The user may subscribe to certain events triggered by Webstrates, allowing the user to get notified when Webstrates has loaded, an element changes, a user joins, a signal arrives, etc.
Transient data is temporary, local data, i.e. data that does not get persisted or synchronized to other clients, and disappears on reload. Transient data is made through transient elements and attributes.
Oplog and Activity History
webstrate.getOps() lets the user access the oplog.
webstrate.user.history() makes it possible
to query the server for a list of webstrates the user recently has been active in.
Assets (or files) can be attached to webstrates through POST requests. Just like webstrates, assets are versioned. Steps can be made when uploading CSV files to make them searchable.
Tools for monitoring clients currently connected to a webstrate, as well as monitoring all the current user’s connected clients to any webstrate on the server.
Send messages to other connected users through DOM elements, both primitive (serializable) objects, but also WebRTC-based peer-to-peer data streaming.
Messaging allows users to send cross-webstrate messages between users, even when a user isn’t online. It’s basically emails for Webstrates.
To easier manage versions of webstrate documents, Webstrates implements tagging. Tagging allows users to attach unique string identifiers (tag labels) to specific versions of a webstrate.
Throttle and Compose
Performance can suffer for webstrates with lots of activity. To remedy this, developers can use the
op-compose attribute to lessen the strain of operations by combining them. Likewise,
can be used to reduce the number of operations sent to the server altogether.
Protected mode allows developers to make the creation of all new elements or attributes transient to prevent accidental DOM pollution by extensions and libraries.
Create and manage read and write permissions on a per-webstrate basis on OAuth-enabled Webstrates servers.
An access tokens allows users to temporarily grant permissions to other users to act on their behalf. An access token grants a user the same permissions to a webstrate as the user who generated the access token.
Prototype, Restore and Delete

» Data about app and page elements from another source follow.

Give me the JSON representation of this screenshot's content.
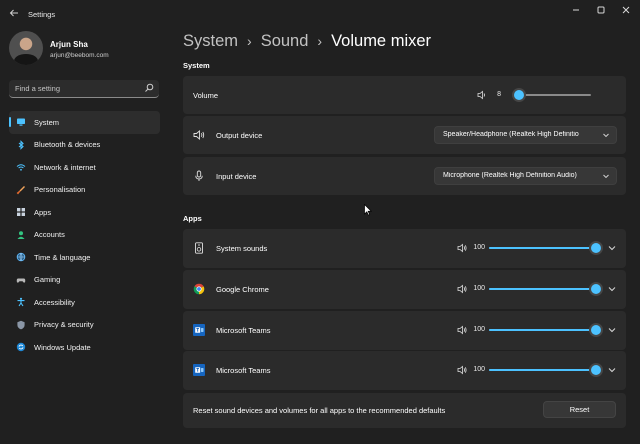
{
  "window": {
    "title": "Settings",
    "icons": {
      "back": "back-arrow-icon",
      "minimize": "minimize-icon",
      "maximize": "maximize-icon",
      "close": "close-icon"
    }
  },
  "profile": {
    "name": "Arjun Sha",
    "email": "arjun@beebom.com"
  },
  "search": {
    "placeholder": "Find a setting",
    "icon": "search-icon"
  },
  "sidebar": {
    "items": [
      {
        "label": "System",
        "icon": "display-icon",
        "selected": true
      },
      {
        "label": "Bluetooth & devices",
        "icon": "bluetooth-icon",
        "selected": false
      },
      {
        "label": "Network & internet",
        "icon": "wifi-icon",
        "selected": false
      },
      {
        "label": "Personalisation",
        "icon": "brush-icon",
        "selected": false
      },
      {
        "label": "Apps",
        "icon": "apps-icon",
        "selected": false
      },
      {
        "label": "Accounts",
        "icon": "person-icon",
        "selected": false
      },
      {
        "label": "Time & language",
        "icon": "globe-clock-icon",
        "selected": false
      },
      {
        "label": "Gaming",
        "icon": "controller-icon",
        "selected": false
      },
      {
        "label": "Accessibility",
        "icon": "accessibility-icon",
        "selected": false
      },
      {
        "label": "Privacy & security",
        "icon": "shield-icon",
        "selected": false
      },
      {
        "label": "Windows Update",
        "icon": "sync-icon",
        "selected": false
      }
    ]
  },
  "breadcrumb": {
    "items": [
      "System",
      "Sound"
    ],
    "current": "Volume mixer"
  },
  "system_section": {
    "header": "System",
    "volume": {
      "label": "Volume",
      "value": "8",
      "level": 0.08
    },
    "output": {
      "label": "Output device",
      "selected": "Speaker/Headphone (Realtek High Definitio"
    },
    "input": {
      "label": "Input device",
      "selected": "Microphone (Realtek High Definition Audio)"
    }
  },
  "apps_section": {
    "header": "Apps",
    "apps": [
      {
        "name": "System sounds",
        "volume": "100",
        "level": 1.0,
        "icon": "speaker-device-icon"
      },
      {
        "name": "Google Chrome",
        "volume": "100",
        "level": 1.0,
        "icon": "chrome-icon"
      },
      {
        "name": "Microsoft Teams",
        "volume": "100",
        "level": 1.0,
        "icon": "teams-icon"
      },
      {
        "name": "Microsoft Teams",
        "volume": "100",
        "level": 1.0,
        "icon": "teams-icon"
      }
    ]
  },
  "reset": {
    "text": "Reset sound devices and volumes for all apps to the recommended defaults",
    "button": "Reset"
  },
  "colors": {
    "background": "#202020",
    "card": "#2b2b2b",
    "accent": "#4cc2ff",
    "track": "#8a8a8a"
  }
}
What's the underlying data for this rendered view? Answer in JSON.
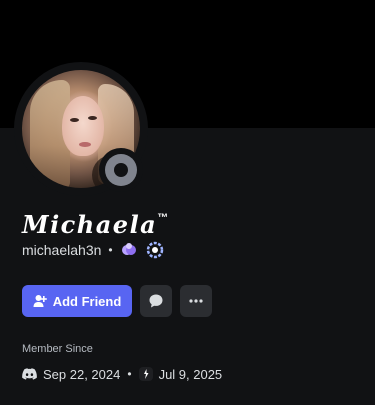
{
  "profile": {
    "display_name": "Michaela",
    "display_name_mark": "™",
    "username": "michaelah3n",
    "separator": "•"
  },
  "actions": {
    "add_friend_label": "Add Friend",
    "message_icon": "chat-bubble-icon",
    "more_icon": "ellipsis-icon"
  },
  "member_since": {
    "label": "Member Since",
    "discord_date": "Sep 22, 2024",
    "separator": "•",
    "server_date": "Jul 9, 2025"
  },
  "colors": {
    "accent": "#5865f2",
    "background": "#111214",
    "banner": "#000000",
    "status_offline": "#80848e"
  },
  "badges": [
    "nitro-boost-gem-icon",
    "hypesquad-ring-icon"
  ]
}
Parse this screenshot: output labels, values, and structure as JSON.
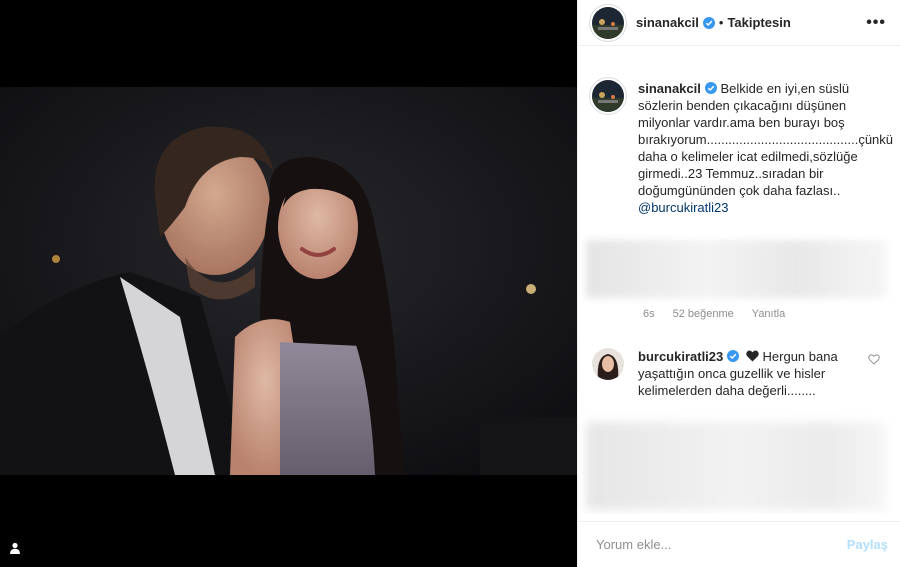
{
  "post": {
    "username": "sinanakcil",
    "follow_status": "Takiptesin",
    "dot": "•",
    "more_label": "•••"
  },
  "caption": {
    "username": "sinanakcil",
    "text": "Belkide en iyi,en süslü sözlerin benden çıkacağını düşünen milyonlar vardır.ama ben burayı boş bırakıyorum..........................................çünkü daha o kelimeler icat edilmedi,sözlüğe girmedi..23 Temmuz..sıradan bir doğumgününden çok daha fazlası.. ",
    "mention": "@burcukiratli23"
  },
  "comment_meta": {
    "time": "6s",
    "likes": "52 beğenme",
    "reply": "Yanıtla"
  },
  "reply": {
    "username": "burcukiratli23",
    "text": " Hergun bana yaşattığın onca guzellik ve hisler kelimelerden daha değerli........"
  },
  "footer": {
    "placeholder": "Yorum ekle...",
    "post_label": "Paylaş"
  },
  "colors": {
    "verified": "#3897f0",
    "link": "#00376b",
    "muted": "#8e8e8e"
  },
  "icons": [
    "user-tag-icon",
    "verified-icon",
    "black-heart-icon",
    "heart-outline-icon",
    "more-options-icon"
  ]
}
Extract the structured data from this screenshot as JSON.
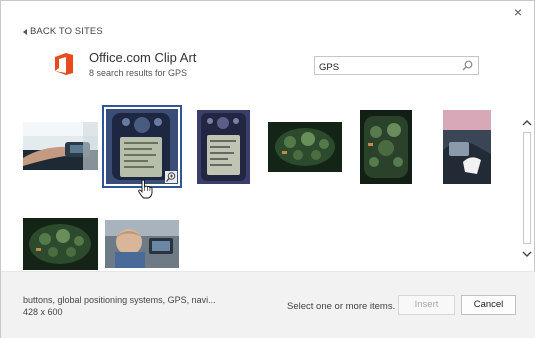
{
  "dialog": {
    "close_glyph": "×",
    "back_label": "BACK TO SITES"
  },
  "provider": {
    "title": "Office.com Clip Art",
    "results_text": "8 search results for GPS",
    "logo_icon": "office-logo-icon",
    "logo_color": "#e84a1b"
  },
  "search": {
    "value": "GPS",
    "icon": "search-icon"
  },
  "results": {
    "items": [
      {
        "name": "result-gps-hand-dashboard",
        "selected": false
      },
      {
        "name": "result-gps-handheld-closeup",
        "selected": true
      },
      {
        "name": "result-gps-handheld-purple",
        "selected": false
      },
      {
        "name": "result-gps-buttons-green",
        "selected": false
      },
      {
        "name": "result-gps-buttons-dark",
        "selected": false
      },
      {
        "name": "result-gps-car-hand",
        "selected": false
      },
      {
        "name": "result-gps-buttons-green-2",
        "selected": false
      },
      {
        "name": "result-gps-child-car",
        "selected": false
      }
    ],
    "selected_index": 1,
    "zoom_icon": "magnify-plus-icon"
  },
  "scroll": {
    "up_glyph": "⌃",
    "down_glyph": "⌄"
  },
  "footer": {
    "caption": "buttons, global positioning systems, GPS, navi...",
    "dimensions": "428 x 600",
    "hint": "Select one or more items.",
    "insert_label": "Insert",
    "cancel_label": "Cancel"
  },
  "colors": {
    "selection_outline": "#2b5797",
    "footer_bg": "#f2f2f2"
  }
}
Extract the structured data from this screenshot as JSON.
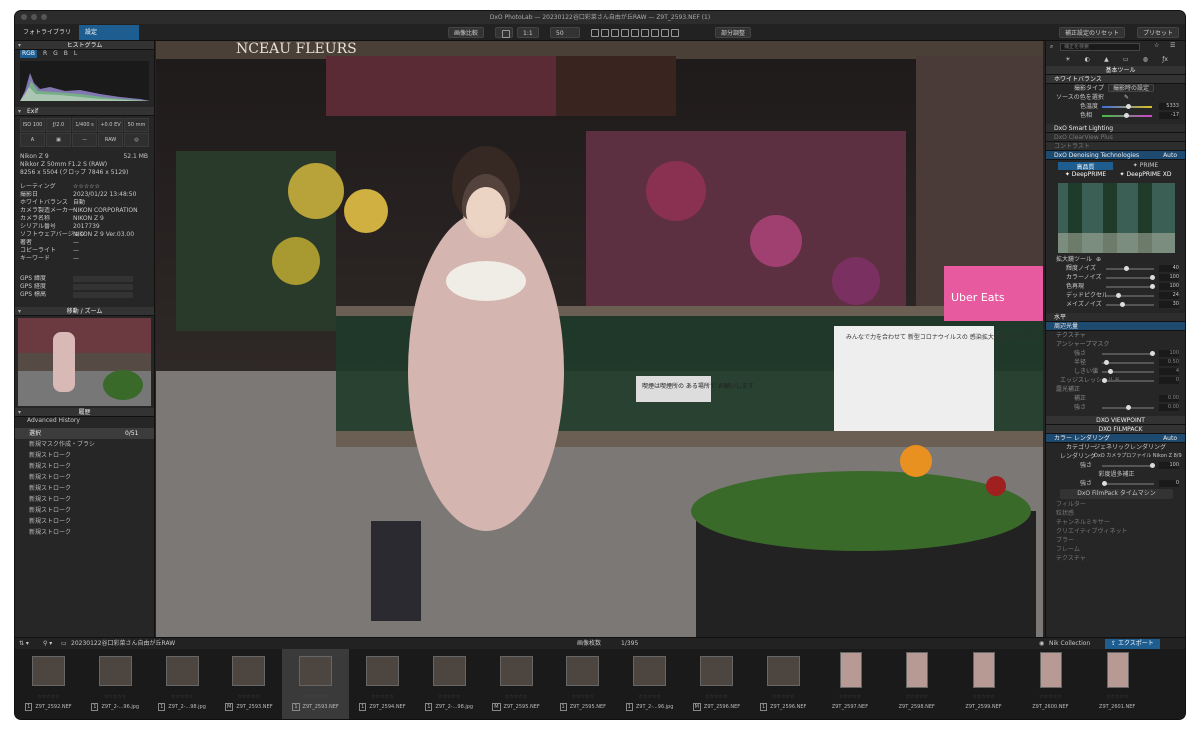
{
  "window_title": "DxO PhotoLab — 20230122谷口彩菜さん自由が丘RAW — Z9T_2593.NEF (1)",
  "tabs": [
    "フォトライブラリ",
    "設定"
  ],
  "toolbar": {
    "compare": "画像比較",
    "zoom": "1:1",
    "zoom_value": "50",
    "local_adjust": "部分調整",
    "reset": "補正設定のリセット",
    "preset": "プリセット"
  },
  "left": {
    "histogram_title": "ヒストグラム",
    "histogram_channels": [
      "RGB",
      "R",
      "G",
      "B",
      "L"
    ],
    "exif_title": "Exif",
    "exif_grid": [
      "ISO 100",
      "ƒ/2.0",
      "1/400 s",
      "+0.0 EV",
      "50 mm",
      "A",
      "",
      "—",
      "RAW",
      ""
    ],
    "camera": "Nikon Z 9",
    "size": "52.1 MB",
    "lens": "Nikkor Z 50mm F1.2 S (RAW)",
    "dims": "8256 x 5504 (クロップ 7846 x 5129)",
    "meta": [
      {
        "k": "レーティング",
        "v": "☆☆☆☆☆"
      },
      {
        "k": "撮影日",
        "v": "2023/01/22 13:48:50"
      },
      {
        "k": "ホワイトバランス",
        "v": "自動"
      },
      {
        "k": "カメラ製造メーカー",
        "v": "NIKON CORPORATION"
      },
      {
        "k": "カメラ名称",
        "v": "NIKON Z 9"
      },
      {
        "k": "シリアル番号",
        "v": "2017739"
      },
      {
        "k": "ソフトウェアバージョン",
        "v": "NIKON Z 9 Ver.03.00"
      },
      {
        "k": "著者",
        "v": "—"
      },
      {
        "k": "コピーライト",
        "v": "—"
      },
      {
        "k": "キーワード",
        "v": "—"
      }
    ],
    "gps": [
      "GPS 緯度",
      "GPS 経度",
      "GPS 標高"
    ],
    "nav_title": "移動 / ズーム",
    "history_title": "履歴",
    "history_sub": "Advanced History",
    "history_items": [
      "選択",
      "新規マスク作成・ブラシ",
      "新規ストローク",
      "新規ストローク",
      "新規ストローク",
      "新規ストローク",
      "新規ストローク",
      "新規ストローク",
      "新規ストローク",
      "新規ストローク"
    ],
    "history_count": "0/51"
  },
  "photo_texts": {
    "sign": "NCEAU FLEURS",
    "board": "喫煙は喫煙所の\nある場所で\nお願いします",
    "poster": "みんなで力を合わせて\n新型コロナウイルスの\n感染拡大を防ぎましょう！",
    "ubereats": "Uber Eats"
  },
  "right": {
    "search_placeholder": "補正を検索",
    "basic_tools": "基本ツール",
    "wb": "ホワイトバランス",
    "wb_type_label": "撮影タイプ",
    "wb_type_value": "撮影時の設定",
    "wb_picker": "ソースの色を選択",
    "temp_label": "色温度",
    "temp_value": "5333",
    "tint_label": "色相",
    "tint_value": "-17",
    "smart_lighting": "DxO Smart Lighting",
    "clearview": "DxO ClearView Plus",
    "contrast": "コントラスト",
    "denoise": "DxO Denoising Technologies",
    "denoise_mode": "Auto",
    "hq": "高品質",
    "prime": "PRIME",
    "deepprime": "DeepPRIME",
    "deepprime_xd": "DeepPRIME XD",
    "preview_tool": "拡大鏡ツール",
    "nr": [
      {
        "k": "輝度ノイズ",
        "v": "40"
      },
      {
        "k": "カラーノイズ",
        "v": "100"
      },
      {
        "k": "色再現",
        "v": "100"
      },
      {
        "k": "デッドピクセル",
        "v": "24"
      },
      {
        "k": "メイズノイズ",
        "v": "30"
      }
    ],
    "horizon": "水平",
    "vignette": "周辺光量",
    "sub_items": [
      "テクスチャ",
      "アンシャープマスク",
      "強さ",
      "半径",
      "しきい値",
      "エッジスレッショルド"
    ],
    "sub_values": [
      "100",
      "0.50",
      "4",
      "0"
    ],
    "extra": [
      "露光補正",
      "補正",
      "強さ"
    ],
    "extra_values": [
      "0.00",
      "0.00"
    ],
    "viewpoint": "DXO VIEWPOINT",
    "filmpack": "DXO FILMPACK",
    "color_render": "カラー レンダリング",
    "color_mode": "Auto",
    "category_label": "カテゴリー",
    "category_value": "ジェネリックレンダリング",
    "render_label": "レンダリング",
    "render_value": "DxO カメラプロファイル Nikon Z 8/9",
    "strength_label": "強さ",
    "strength_value": "100",
    "gamut": "彩度過多補正",
    "gamut_strength": "0",
    "timemachine": "DxO FilmPack タイムマシン",
    "more": [
      "フィルター",
      "粒状感",
      "チャンネルミキサー",
      "クリエイティブヴィネット",
      "ブラー",
      "フレーム",
      "テクスチャ"
    ]
  },
  "filmbar": {
    "folder": "20230122谷口彩菜さん自由が丘RAW",
    "count_label": "画像枚数",
    "count": "1/395",
    "nik": "Nik Collection",
    "export": "エクスポート"
  },
  "thumbs": [
    {
      "name": "Z9T_2592.NEF",
      "badge": "1"
    },
    {
      "name": "Z9T_2-...96.jpg",
      "badge": "1"
    },
    {
      "name": "Z9T_2-...98.jpg",
      "badge": "1"
    },
    {
      "name": "Z9T_2593.NEF",
      "badge": "M"
    },
    {
      "name": "Z9T_2593.NEF",
      "badge": "1"
    },
    {
      "name": "Z9T_2594.NEF",
      "badge": "1"
    },
    {
      "name": "Z9T_2-...98.jpg",
      "badge": "1"
    },
    {
      "name": "Z9T_2595.NEF",
      "badge": "M"
    },
    {
      "name": "Z9T_2595.NEF",
      "badge": "1"
    },
    {
      "name": "Z9T_2-...96.jpg",
      "badge": "1"
    },
    {
      "name": "Z9T_2596.NEF",
      "badge": "M"
    },
    {
      "name": "Z9T_2596.NEF",
      "badge": "1"
    },
    {
      "name": "Z9T_2597.NEF",
      "badge": ""
    },
    {
      "name": "Z9T_2598.NEF",
      "badge": ""
    },
    {
      "name": "Z9T_2599.NEF",
      "badge": ""
    },
    {
      "name": "Z9T_2600.NEF",
      "badge": ""
    },
    {
      "name": "Z9T_2601.NEF",
      "badge": ""
    }
  ],
  "colors": {
    "accent": "#1e5d8f",
    "panel": "#262626"
  }
}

Webstrates has very fine-grained versioning control, saving every key stroke in the operations history. This allows users to restore documents to previous versions (or tags). A complete deletion of a webstrate is also possible, as well as prototyping from other webstrates.